In 1887 the first photograph revealed the spiral structure of the Andromeda Galaxy, which was then known as a nebula. And in the early 20th century Edwin Hubble’s study of Andromeda nebula proved the nebula was not just a star cluster in our own Milky Way, but a separate galaxy.
NASA's Swift satellite recently acquired the highest-resolution view of a neighboring spiral galaxy ever attained in ultraviolet wavelengths. Swift revealed about 20,000 ultraviolet sources in the Andromeda Galaxy, especially hot, young stars and dense star clusters.
NASA’s Spitzer Space Telescope, Galaxy Evolution Explorer and Chandra X-Ray Observatory also observed the Andromeda Galaxy in infrared, ultraviolet and X-ray wavelengths.
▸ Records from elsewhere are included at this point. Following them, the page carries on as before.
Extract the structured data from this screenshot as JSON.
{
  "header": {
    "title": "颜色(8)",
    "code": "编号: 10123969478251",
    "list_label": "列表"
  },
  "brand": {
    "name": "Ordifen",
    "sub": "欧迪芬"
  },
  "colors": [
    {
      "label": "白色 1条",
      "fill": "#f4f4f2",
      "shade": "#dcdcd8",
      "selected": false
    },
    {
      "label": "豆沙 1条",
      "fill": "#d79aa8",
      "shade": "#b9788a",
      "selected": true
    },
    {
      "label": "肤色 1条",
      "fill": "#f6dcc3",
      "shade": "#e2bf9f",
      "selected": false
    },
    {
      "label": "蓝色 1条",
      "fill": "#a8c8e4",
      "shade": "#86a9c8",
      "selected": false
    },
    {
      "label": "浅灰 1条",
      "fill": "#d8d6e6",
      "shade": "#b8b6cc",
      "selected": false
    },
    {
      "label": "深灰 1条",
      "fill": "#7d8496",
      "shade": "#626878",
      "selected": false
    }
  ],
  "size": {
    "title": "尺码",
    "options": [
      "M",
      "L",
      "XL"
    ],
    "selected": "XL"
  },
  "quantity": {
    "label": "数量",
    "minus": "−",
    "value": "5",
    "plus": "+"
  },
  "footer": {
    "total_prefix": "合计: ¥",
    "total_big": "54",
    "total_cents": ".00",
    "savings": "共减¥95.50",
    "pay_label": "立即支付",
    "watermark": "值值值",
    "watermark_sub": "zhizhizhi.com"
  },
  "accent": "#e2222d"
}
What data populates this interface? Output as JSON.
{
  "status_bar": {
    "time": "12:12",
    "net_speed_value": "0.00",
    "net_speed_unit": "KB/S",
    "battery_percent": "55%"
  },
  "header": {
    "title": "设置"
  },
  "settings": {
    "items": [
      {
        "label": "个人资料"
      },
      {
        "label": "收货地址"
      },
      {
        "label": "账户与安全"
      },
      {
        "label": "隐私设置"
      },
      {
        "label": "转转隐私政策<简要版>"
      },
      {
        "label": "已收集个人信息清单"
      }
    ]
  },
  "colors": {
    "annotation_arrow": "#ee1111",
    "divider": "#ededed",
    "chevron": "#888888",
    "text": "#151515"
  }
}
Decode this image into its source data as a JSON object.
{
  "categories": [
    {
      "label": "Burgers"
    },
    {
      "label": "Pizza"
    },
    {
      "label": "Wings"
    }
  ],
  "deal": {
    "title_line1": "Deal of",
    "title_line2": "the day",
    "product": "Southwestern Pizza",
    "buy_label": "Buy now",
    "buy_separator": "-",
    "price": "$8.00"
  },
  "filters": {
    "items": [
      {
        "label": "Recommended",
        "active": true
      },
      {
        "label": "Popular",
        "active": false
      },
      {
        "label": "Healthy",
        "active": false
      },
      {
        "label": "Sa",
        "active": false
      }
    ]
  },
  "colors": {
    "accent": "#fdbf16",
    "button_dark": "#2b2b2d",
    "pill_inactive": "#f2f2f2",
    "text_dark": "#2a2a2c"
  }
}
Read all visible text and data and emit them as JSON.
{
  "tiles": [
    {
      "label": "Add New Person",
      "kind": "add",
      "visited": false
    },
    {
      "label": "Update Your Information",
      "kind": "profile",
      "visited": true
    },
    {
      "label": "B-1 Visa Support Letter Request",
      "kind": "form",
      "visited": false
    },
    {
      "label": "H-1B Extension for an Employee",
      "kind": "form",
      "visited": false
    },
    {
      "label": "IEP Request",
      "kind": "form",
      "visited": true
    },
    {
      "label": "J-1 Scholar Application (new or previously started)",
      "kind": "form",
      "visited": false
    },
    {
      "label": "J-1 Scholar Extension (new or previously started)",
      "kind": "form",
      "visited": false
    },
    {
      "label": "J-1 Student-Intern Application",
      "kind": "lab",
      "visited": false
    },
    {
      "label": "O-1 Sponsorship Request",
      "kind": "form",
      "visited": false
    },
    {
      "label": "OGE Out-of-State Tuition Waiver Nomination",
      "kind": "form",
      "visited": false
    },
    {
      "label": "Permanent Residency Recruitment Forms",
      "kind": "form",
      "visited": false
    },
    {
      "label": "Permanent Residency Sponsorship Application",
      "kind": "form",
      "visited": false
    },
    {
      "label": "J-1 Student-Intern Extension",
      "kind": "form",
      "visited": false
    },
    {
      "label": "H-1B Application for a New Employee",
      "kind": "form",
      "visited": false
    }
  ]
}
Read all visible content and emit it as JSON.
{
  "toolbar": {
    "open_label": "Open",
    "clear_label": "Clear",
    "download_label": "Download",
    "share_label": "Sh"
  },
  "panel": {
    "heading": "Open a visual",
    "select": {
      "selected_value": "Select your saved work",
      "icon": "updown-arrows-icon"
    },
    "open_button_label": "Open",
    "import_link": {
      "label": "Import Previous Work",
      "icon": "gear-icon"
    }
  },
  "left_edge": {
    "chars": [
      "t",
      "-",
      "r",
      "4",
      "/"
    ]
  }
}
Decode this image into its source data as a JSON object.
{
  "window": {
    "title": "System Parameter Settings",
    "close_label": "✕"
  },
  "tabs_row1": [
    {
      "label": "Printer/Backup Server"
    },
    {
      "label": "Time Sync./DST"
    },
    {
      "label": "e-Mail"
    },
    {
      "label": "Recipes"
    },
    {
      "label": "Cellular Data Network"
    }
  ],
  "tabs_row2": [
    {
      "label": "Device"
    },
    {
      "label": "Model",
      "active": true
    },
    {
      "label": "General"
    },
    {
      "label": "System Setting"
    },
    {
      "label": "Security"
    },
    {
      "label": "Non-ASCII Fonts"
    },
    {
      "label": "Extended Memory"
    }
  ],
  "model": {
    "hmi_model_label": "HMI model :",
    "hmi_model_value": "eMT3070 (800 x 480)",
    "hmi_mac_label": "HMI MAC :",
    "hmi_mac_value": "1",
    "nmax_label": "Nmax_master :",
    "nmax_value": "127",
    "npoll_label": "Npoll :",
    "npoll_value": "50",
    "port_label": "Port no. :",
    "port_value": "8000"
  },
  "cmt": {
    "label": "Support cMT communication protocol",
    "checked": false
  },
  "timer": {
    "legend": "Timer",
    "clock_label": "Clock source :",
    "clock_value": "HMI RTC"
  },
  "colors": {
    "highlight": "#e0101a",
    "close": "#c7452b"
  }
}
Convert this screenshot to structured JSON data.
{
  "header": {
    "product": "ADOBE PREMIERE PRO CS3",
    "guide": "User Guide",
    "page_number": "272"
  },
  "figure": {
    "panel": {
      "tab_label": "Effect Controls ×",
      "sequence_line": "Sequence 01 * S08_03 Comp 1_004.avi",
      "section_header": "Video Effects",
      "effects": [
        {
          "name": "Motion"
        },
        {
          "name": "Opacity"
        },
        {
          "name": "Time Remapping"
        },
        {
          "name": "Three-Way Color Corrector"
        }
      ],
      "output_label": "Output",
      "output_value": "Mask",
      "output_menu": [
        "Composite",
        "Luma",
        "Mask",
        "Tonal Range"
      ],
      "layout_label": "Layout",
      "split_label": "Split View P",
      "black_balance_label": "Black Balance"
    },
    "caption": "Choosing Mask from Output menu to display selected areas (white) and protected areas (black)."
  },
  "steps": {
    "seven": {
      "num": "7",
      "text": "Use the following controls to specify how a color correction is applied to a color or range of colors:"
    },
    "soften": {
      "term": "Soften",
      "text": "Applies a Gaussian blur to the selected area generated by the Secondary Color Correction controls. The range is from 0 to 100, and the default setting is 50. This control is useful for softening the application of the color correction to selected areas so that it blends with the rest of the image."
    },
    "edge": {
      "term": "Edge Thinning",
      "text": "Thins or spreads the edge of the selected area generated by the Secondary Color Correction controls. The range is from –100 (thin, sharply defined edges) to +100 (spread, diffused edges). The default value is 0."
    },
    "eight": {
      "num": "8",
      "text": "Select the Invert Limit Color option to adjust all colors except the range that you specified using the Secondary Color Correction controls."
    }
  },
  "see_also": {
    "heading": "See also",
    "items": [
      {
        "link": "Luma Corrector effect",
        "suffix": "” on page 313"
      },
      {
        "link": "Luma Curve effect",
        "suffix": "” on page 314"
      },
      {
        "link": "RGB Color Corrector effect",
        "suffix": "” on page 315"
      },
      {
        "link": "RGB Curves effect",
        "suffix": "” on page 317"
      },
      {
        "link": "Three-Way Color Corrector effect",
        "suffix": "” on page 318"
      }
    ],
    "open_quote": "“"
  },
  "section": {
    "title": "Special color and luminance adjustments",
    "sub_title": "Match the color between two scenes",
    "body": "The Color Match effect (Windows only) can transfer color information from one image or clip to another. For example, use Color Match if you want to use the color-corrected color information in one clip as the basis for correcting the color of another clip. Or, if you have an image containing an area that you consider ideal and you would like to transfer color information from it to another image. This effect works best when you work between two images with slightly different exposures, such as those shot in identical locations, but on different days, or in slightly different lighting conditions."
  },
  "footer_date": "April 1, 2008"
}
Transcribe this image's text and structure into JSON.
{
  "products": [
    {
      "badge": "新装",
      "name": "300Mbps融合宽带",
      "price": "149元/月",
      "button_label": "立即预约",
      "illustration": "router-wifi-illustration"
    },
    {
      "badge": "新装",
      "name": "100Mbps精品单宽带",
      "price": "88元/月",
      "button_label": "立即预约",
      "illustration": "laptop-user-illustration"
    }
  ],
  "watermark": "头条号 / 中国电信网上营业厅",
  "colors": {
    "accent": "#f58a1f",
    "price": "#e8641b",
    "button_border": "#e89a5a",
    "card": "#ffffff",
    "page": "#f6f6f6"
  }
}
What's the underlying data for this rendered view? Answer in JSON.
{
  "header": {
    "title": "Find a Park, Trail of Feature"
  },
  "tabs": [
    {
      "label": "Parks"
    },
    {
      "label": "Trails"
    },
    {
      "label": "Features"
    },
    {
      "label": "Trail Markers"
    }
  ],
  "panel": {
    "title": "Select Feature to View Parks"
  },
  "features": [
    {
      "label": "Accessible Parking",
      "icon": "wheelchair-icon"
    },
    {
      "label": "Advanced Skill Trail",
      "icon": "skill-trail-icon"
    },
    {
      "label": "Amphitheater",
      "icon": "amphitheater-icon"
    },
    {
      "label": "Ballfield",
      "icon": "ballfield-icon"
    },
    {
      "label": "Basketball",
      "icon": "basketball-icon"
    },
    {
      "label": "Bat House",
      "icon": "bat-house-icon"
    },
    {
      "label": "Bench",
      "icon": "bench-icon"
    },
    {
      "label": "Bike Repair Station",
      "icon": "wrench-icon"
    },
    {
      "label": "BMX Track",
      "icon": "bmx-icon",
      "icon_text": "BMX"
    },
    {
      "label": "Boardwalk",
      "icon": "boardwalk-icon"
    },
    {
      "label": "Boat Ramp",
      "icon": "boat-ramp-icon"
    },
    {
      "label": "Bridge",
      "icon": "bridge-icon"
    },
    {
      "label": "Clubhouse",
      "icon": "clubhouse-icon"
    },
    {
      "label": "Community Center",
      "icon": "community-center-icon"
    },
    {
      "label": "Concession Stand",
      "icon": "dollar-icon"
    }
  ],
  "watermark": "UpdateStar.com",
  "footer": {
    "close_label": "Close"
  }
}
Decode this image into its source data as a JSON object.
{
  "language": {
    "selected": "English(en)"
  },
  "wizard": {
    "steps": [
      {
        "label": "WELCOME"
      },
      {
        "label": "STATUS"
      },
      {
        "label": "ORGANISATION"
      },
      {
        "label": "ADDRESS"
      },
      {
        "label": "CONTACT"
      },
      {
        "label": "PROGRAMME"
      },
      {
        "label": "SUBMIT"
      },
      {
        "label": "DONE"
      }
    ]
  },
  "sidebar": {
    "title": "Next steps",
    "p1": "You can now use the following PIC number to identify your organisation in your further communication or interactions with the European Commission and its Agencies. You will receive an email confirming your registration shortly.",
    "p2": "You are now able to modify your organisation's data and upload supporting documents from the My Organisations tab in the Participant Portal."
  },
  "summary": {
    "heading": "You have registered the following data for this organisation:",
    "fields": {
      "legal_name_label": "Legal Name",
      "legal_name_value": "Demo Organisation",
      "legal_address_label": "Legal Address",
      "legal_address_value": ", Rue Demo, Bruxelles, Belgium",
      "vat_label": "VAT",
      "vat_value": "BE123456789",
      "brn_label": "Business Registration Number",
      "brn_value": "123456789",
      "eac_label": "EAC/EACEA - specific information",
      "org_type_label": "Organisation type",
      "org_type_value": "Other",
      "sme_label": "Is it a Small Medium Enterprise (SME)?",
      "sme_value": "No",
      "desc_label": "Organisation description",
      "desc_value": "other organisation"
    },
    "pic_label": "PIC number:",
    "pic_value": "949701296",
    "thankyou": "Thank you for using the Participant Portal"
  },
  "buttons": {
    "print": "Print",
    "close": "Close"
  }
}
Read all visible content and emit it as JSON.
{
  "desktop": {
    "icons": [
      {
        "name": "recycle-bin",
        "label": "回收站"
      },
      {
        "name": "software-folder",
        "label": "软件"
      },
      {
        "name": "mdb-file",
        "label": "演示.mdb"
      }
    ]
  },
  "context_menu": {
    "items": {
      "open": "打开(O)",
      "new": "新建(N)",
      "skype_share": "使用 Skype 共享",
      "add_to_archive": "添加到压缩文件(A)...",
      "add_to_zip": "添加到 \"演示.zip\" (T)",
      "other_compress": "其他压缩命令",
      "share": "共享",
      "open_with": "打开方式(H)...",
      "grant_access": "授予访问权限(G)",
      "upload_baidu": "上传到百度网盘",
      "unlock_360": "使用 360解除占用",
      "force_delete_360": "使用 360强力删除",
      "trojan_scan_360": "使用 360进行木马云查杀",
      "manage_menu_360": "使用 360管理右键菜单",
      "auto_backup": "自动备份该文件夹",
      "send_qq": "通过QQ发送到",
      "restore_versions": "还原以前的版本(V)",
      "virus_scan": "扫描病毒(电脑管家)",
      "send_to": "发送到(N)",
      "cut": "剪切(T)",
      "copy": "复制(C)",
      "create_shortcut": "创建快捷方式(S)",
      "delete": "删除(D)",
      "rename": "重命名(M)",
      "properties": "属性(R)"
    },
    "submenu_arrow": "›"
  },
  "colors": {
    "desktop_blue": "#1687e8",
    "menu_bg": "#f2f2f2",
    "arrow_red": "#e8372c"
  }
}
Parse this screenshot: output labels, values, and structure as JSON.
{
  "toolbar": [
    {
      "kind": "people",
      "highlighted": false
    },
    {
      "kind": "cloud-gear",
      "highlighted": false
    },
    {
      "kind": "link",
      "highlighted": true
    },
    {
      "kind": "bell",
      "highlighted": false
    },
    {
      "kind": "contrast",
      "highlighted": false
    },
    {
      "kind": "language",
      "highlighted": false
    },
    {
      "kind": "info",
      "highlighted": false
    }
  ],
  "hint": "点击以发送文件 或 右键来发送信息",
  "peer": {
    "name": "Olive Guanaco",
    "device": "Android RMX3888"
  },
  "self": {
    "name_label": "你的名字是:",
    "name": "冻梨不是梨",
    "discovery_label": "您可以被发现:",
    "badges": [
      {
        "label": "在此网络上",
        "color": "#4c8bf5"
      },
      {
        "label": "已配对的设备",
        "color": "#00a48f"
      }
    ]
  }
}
In addition to the Andromeda Galaxy, you can still catch a great view of our Milky Way galaxy this month. Both are nearly overhead, but while distant Andromeda is seen as a fuzzy oval in the constellation Andromeda, the Milky Way spans the sky from east to overhead to the west. It’s a gorgeous site from a dark sky again this month.
Back to our solar system, Jupiter reigns as king of the planets in the western sky and Mars will rise before midnight by the end of the month, making it a late night pumpkin-colored treat on Halloween.
You can learn all about NASA's missions at www.nasa.gov
That’s all for this month, I’m Jane Houston Jones.